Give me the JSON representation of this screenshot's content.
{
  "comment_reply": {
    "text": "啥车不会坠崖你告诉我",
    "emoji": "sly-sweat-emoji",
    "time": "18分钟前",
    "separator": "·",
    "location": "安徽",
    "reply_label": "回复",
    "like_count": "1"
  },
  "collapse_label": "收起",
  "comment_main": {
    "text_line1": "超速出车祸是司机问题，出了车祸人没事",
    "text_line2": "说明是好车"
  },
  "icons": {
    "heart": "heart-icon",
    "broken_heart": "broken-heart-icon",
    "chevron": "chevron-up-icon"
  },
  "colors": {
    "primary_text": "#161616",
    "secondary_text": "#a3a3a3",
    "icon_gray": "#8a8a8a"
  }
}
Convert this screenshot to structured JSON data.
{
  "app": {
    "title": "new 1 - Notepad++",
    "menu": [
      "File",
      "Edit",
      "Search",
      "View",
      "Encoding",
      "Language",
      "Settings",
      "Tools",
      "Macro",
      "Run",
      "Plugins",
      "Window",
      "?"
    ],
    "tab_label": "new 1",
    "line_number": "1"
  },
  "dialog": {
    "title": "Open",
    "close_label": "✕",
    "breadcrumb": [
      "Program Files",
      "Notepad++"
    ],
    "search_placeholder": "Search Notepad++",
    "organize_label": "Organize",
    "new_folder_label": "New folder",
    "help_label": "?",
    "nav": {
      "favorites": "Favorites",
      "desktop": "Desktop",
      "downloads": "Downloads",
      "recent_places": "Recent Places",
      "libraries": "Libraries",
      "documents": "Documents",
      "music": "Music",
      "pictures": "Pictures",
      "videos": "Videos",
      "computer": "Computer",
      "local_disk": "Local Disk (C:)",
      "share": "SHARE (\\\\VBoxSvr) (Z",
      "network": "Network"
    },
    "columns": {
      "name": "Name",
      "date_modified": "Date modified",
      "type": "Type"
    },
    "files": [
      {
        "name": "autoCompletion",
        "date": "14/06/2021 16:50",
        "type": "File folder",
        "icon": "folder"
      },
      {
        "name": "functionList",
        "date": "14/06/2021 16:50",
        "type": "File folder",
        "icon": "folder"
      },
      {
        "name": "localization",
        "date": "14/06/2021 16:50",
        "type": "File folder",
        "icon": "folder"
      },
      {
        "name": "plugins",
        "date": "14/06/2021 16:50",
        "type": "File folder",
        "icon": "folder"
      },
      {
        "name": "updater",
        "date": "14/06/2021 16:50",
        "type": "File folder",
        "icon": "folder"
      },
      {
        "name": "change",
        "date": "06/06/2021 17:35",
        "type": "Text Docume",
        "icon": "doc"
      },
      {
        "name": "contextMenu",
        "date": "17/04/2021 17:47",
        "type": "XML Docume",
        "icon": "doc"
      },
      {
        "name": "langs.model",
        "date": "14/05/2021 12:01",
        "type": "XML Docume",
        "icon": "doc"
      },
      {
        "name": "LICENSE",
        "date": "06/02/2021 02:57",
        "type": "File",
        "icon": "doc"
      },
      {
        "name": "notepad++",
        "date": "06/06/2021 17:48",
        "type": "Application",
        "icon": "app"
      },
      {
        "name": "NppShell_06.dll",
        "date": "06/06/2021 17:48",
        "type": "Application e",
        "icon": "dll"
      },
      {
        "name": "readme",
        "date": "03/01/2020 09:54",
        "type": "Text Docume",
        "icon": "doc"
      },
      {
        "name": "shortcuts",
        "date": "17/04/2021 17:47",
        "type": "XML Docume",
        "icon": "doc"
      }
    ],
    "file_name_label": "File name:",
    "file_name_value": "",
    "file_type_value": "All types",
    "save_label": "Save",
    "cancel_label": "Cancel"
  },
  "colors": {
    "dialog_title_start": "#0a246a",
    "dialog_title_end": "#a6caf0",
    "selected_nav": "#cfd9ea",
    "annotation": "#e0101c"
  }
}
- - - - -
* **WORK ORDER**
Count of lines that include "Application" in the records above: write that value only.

* **ANSWER BELOW**
2